(Baba Sham Singh, Bhagat Prem Parkash Granth, (Unpublished manuscript), 60-61)
Detractors of the Shiv Akhara must appreciate that in such a context, the Akhara's historical absolute and unflinching reverence for the 'Adi Gurdev' (primordial master) is not at the expense of their 'Isht deva' (personal deity) Guru Nanak / Guru Gobind Singh. Yet, Shiva, being the 'Isht deva' of Sanatan Shastar Vidiya is revered beyond all measure in the Akhara; he existed long before the historical Sikh Gurus.
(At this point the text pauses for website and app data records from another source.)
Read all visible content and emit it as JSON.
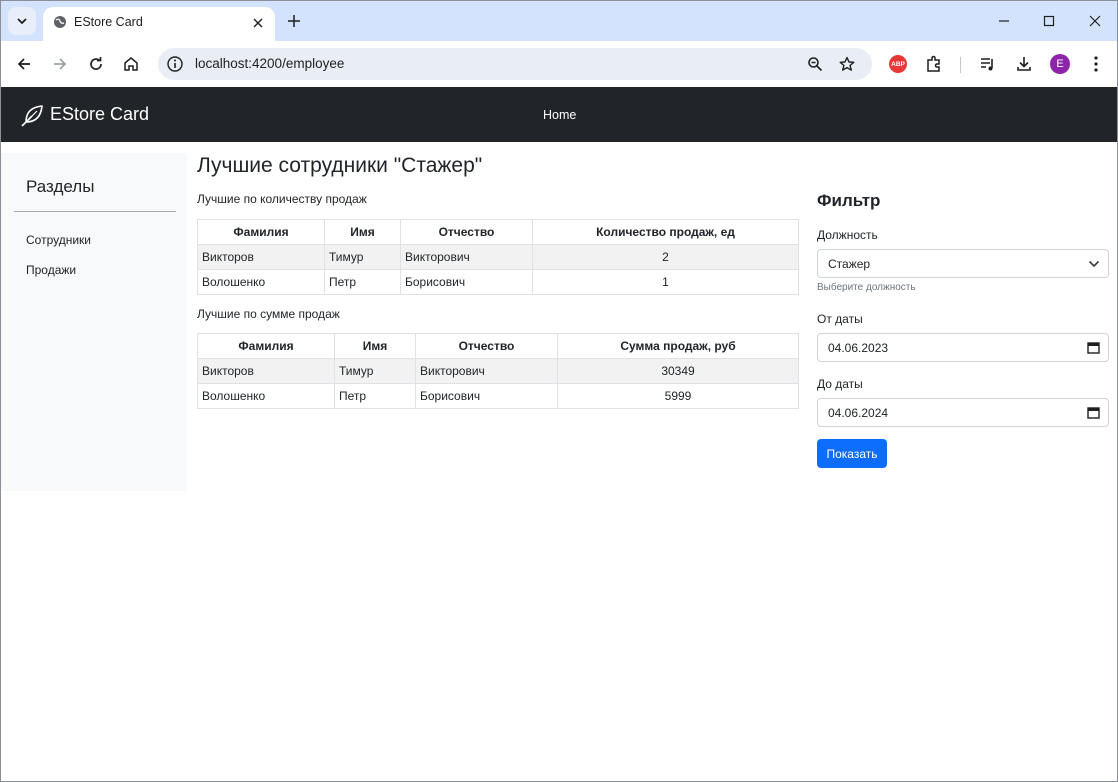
{
  "browser": {
    "tab_title": "EStore Card",
    "url": "localhost:4200/employee",
    "abp_label": "ABP",
    "profile_initial": "E"
  },
  "navbar": {
    "brand": "EStore Card",
    "home_link": "Home"
  },
  "sidebar": {
    "title": "Разделы",
    "items": [
      {
        "label": "Сотрудники"
      },
      {
        "label": "Продажи"
      }
    ]
  },
  "main": {
    "title": "Лучшие сотрудники \"Стажер\"",
    "by_count": {
      "title": "Лучшие по количеству продаж",
      "headers": [
        "Фамилия",
        "Имя",
        "Отчество",
        "Количество продаж, ед"
      ],
      "rows": [
        [
          "Викторов",
          "Тимур",
          "Викторович",
          "2"
        ],
        [
          "Волошенко",
          "Петр",
          "Борисович",
          "1"
        ]
      ]
    },
    "by_sum": {
      "title": "Лучшие по сумме продаж",
      "headers": [
        "Фамилия",
        "Имя",
        "Отчество",
        "Сумма продаж, руб"
      ],
      "rows": [
        [
          "Викторов",
          "Тимур",
          "Викторович",
          "30349"
        ],
        [
          "Волошенко",
          "Петр",
          "Борисович",
          "5999"
        ]
      ]
    }
  },
  "filter": {
    "title": "Фильтр",
    "position_label": "Должность",
    "position_value": "Стажер",
    "position_help": "Выберите должность",
    "from_label": "От даты",
    "from_value": "04.06.2023",
    "to_label": "До даты",
    "to_value": "04.06.2024",
    "submit_label": "Показать"
  },
  "colors": {
    "navbar_bg": "#212529",
    "primary": "#0d6efd",
    "tabstrip": "#d3e3fd"
  }
}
Equating the love the Akhara has for Guru Nanak is that of a child for a parent; love for Shiva is that of a child for their great-grandparent. The partiality the Akhara possesses for Shiva is not new, nor a fabrication by Gurdev Nidar Singh; it has existed amongst Sikh warriors throughout history. A 19th century European recounts his first hand interaction with the Akali Nihang warriors of his age, which he refers to as 'Govind Sinhis':
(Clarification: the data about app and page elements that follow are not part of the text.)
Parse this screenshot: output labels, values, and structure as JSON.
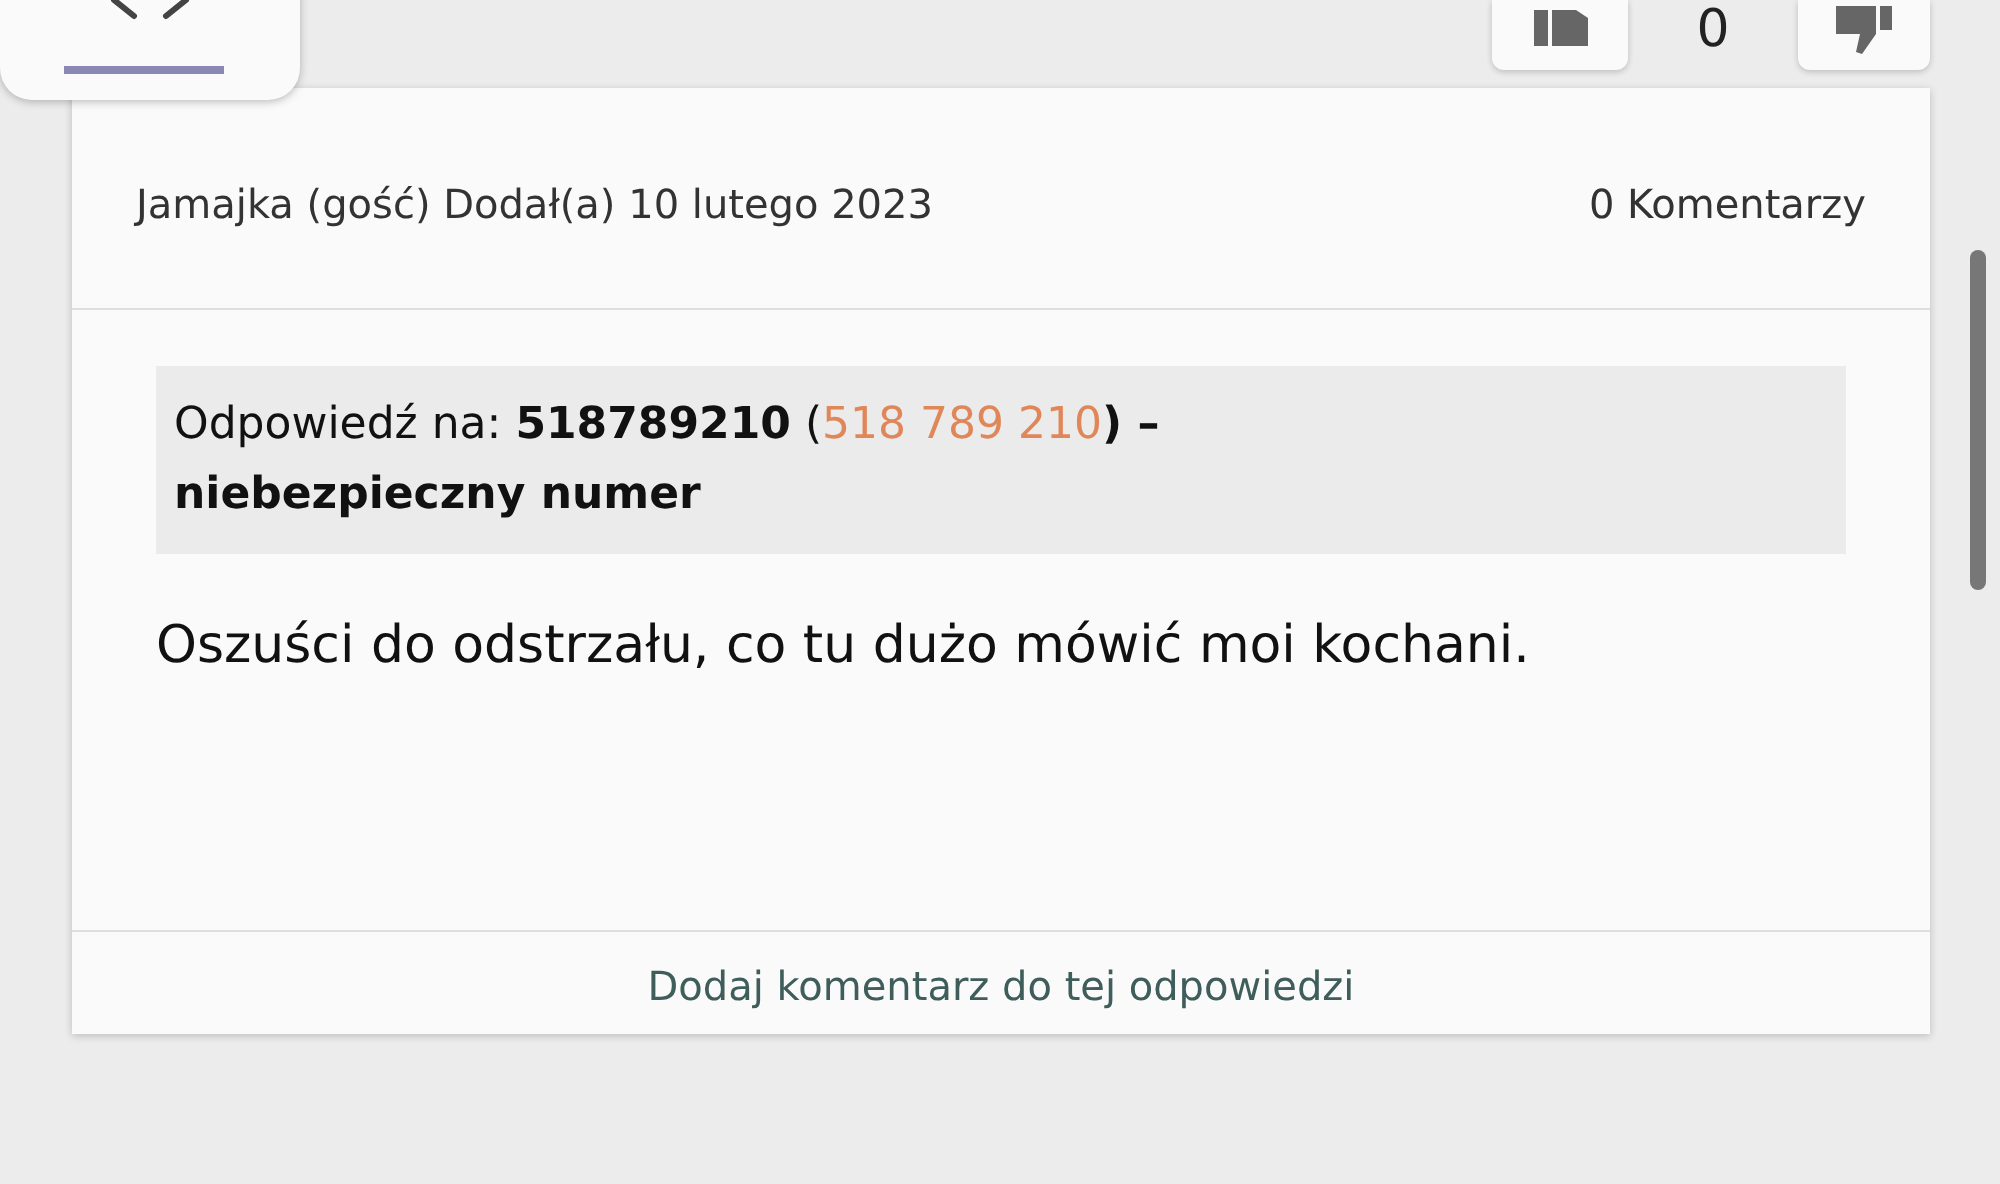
{
  "top_bar": {
    "vote_count": "0"
  },
  "answer": {
    "author": "Jamajka (gość)",
    "added": "Dodał(a) 10 lutego 2023",
    "comments": "0 Komentarzy",
    "reply_to": {
      "prefix": "Odpowiedź na: **518789210** (",
      "link": "518 789 210",
      "suffix": "**) – niebezpieczny numer**"
    },
    "body": "Oszuści do odstrzału, co tu dużo mówić moi kochani.",
    "add_comment": "Dodaj komentarz do tej odpowiedzi"
  }
}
"Neither are the Govind Sinhis, the disciples of Guru Govind, to be considered as unbelievers in the Hindu mythology. They received all the Pauranik legends as true, but they appear to be most partial to those of the Saiva (Shiva) sect, as harmonizing best with their fierce and martial character."
(HH Wilson, "Civil and Religious Institutions of the Sikhs", (1848), quoted in The Western Image of the Sikh Religion, A Source Book, ed. Darshan Singh, New Delhi: National Book Organisation (1999), 100)
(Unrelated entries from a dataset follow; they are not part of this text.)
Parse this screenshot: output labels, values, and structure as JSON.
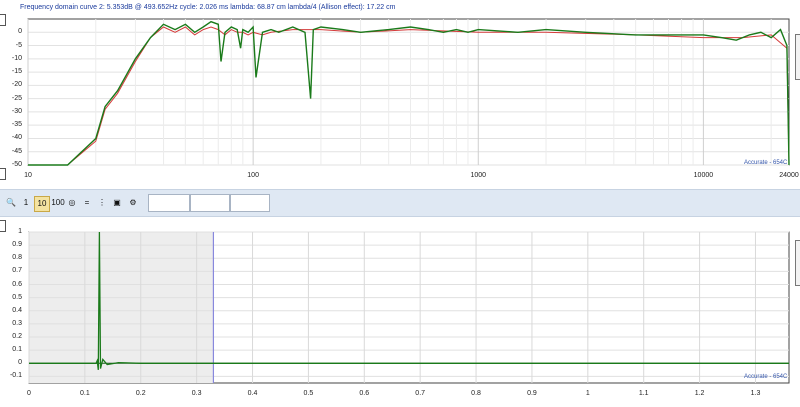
{
  "status_bar": {
    "text": "Frequency domain curve 2:  5.353dB @ 493.652Hz     cycle: 2.026 ms    lambda: 68.87 cm    lambda/4 (Allison effect): 17.22 cm"
  },
  "colors": {
    "series_green": "#1a7a1a",
    "series_red": "#d43a3a",
    "cursor_line": "#8888dd",
    "toolbar_bg": "#dfe8f3"
  },
  "freq_panel": {
    "watermark": "Accurate - 654C",
    "y_ticks": [
      "0",
      "-5",
      "-10",
      "-15",
      "-20",
      "-25",
      "-30",
      "-35",
      "-40",
      "-45",
      "-50"
    ],
    "x_ticks": [
      "10",
      "100",
      "1000",
      "10000",
      "24000"
    ]
  },
  "toolbar": {
    "buttons": [
      {
        "name": "zoom-in-icon",
        "label": "🔍"
      },
      {
        "name": "zoom-1-button",
        "label": "1"
      },
      {
        "name": "zoom-10-button",
        "label": "10"
      },
      {
        "name": "zoom-100-button",
        "label": "100"
      },
      {
        "name": "target-icon",
        "label": "◎"
      },
      {
        "name": "equals-icon",
        "label": "="
      },
      {
        "name": "cursor-icon",
        "label": "⋮"
      },
      {
        "name": "monitor-icon",
        "label": "▣"
      },
      {
        "name": "settings-icon",
        "label": "⚙"
      }
    ],
    "input_values": [
      "",
      "",
      ""
    ]
  },
  "time_panel": {
    "watermark": "Accurate - 654C",
    "y_ticks": [
      "1",
      "0.9",
      "0.8",
      "0.7",
      "0.6",
      "0.5",
      "0.4",
      "0.3",
      "0.2",
      "0.1",
      "0",
      "-0.1"
    ],
    "x_ticks": [
      "0",
      "0.1",
      "0.2",
      "0.3",
      "0.4",
      "0.5",
      "0.6",
      "0.7",
      "0.8",
      "0.9",
      "1",
      "1.1",
      "1.2",
      "1.3"
    ]
  },
  "chart_data": [
    {
      "type": "line",
      "xscale": "log",
      "xlim": [
        10,
        24000
      ],
      "ylim": [
        -50,
        5
      ],
      "series": [
        {
          "color": "#1a7a1a",
          "x": [
            10,
            15,
            20,
            22,
            25,
            30,
            35,
            40,
            45,
            50,
            55,
            60,
            65,
            70,
            72,
            75,
            80,
            85,
            88,
            90,
            95,
            100,
            103,
            110,
            120,
            130,
            150,
            170,
            180,
            185,
            200,
            250,
            300,
            400,
            500,
            600,
            700,
            800,
            900,
            1000,
            1500,
            2000,
            3000,
            5000,
            8000,
            10000,
            12000,
            14000,
            16000,
            18000,
            20000,
            22000,
            23500,
            24000
          ],
          "y": [
            -60,
            -50,
            -40,
            -28,
            -22,
            -10,
            -2,
            3,
            1,
            3,
            0,
            2,
            4,
            3,
            -11,
            0,
            2,
            1,
            -6,
            1,
            0,
            2,
            -17,
            0,
            1,
            0,
            2,
            0,
            -25,
            1,
            2,
            1,
            0,
            1,
            2,
            1,
            0,
            1,
            0,
            1,
            0,
            1,
            0,
            -1,
            -1,
            -1,
            -2,
            -3,
            -1,
            0,
            -2,
            1,
            -5,
            -50
          ]
        },
        {
          "color": "#d43a3a",
          "x": [
            10,
            15,
            20,
            22,
            25,
            30,
            35,
            40,
            45,
            50,
            55,
            60,
            65,
            70,
            75,
            80,
            85,
            90,
            95,
            100,
            110,
            120,
            150,
            200,
            300,
            500,
            1000,
            2000,
            5000,
            10000,
            15000,
            20000,
            23500,
            24000
          ],
          "y": [
            -61,
            -51,
            -41,
            -29,
            -23,
            -11,
            -2,
            2,
            0,
            2,
            -1,
            1,
            2,
            1,
            -1,
            1,
            0,
            0,
            -1,
            0,
            -1,
            0,
            1,
            1,
            0,
            1,
            0,
            0,
            -1,
            -2,
            -2,
            -1,
            -6,
            -50
          ]
        }
      ]
    },
    {
      "type": "line",
      "xlim": [
        0,
        1.36
      ],
      "ylim": [
        -0.15,
        1.0
      ],
      "series": [
        {
          "color": "#1a7a1a",
          "x": [
            0,
            0.12,
            0.122,
            0.124,
            0.126,
            0.128,
            0.132,
            0.14,
            0.16,
            0.2,
            0.3,
            1.36
          ],
          "y": [
            0,
            0,
            0.02,
            -0.05,
            1.0,
            -0.04,
            0.03,
            -0.01,
            0.005,
            0,
            0,
            0
          ]
        }
      ]
    }
  ]
}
The greatest 19th century Indian Emperor, Maharaja Ranjit Singh in 1835, through reverence had two domes of the most respected Shiva temple in northern India, the Vishwanath Mandir in Benares, plated with 800kg of gold. He did the same for the 'Hari Mandir' (literally, 'temple of Hari, i.e., Vishnu') in Amritsar. This shrine is also known as the 'Sunheri Mandir' (Golden Temple).
Gurdev Nidar Singh speaks of what his own Gurdev, Baba Mohinder Singh, taught him:
"Shiva, Vishnu, Chandi, etc. are the inspirations behind our Indian culture. Though not 'Nirguna' Brahm, they are the 'Sarguna' Brahm, and the divine deities of our great Indian ancestors. If Guru Nanak and Gobind Singh are our parents, then they are our great, great, great... grandparents. Who in the world can claim to respect their parents by not acknowledging, let alone insulting, their grandparents? Learn to love and respect all the great beings of this world, and, all that inspired their greatness. So, please do not ever ask me to choose between Shiva and Guru Nanak / Gobind when there is nothing other than 'advetta' (non-duality) 'Brahm';. All is simply the form of 'Bhau Bhagti' (love and devotion) that is 'Shiv Sroop' (the form of Shiva)."
A more detailed explanation of this subject will be given in forthcoming books covering Sanatan Shastar Vidiya.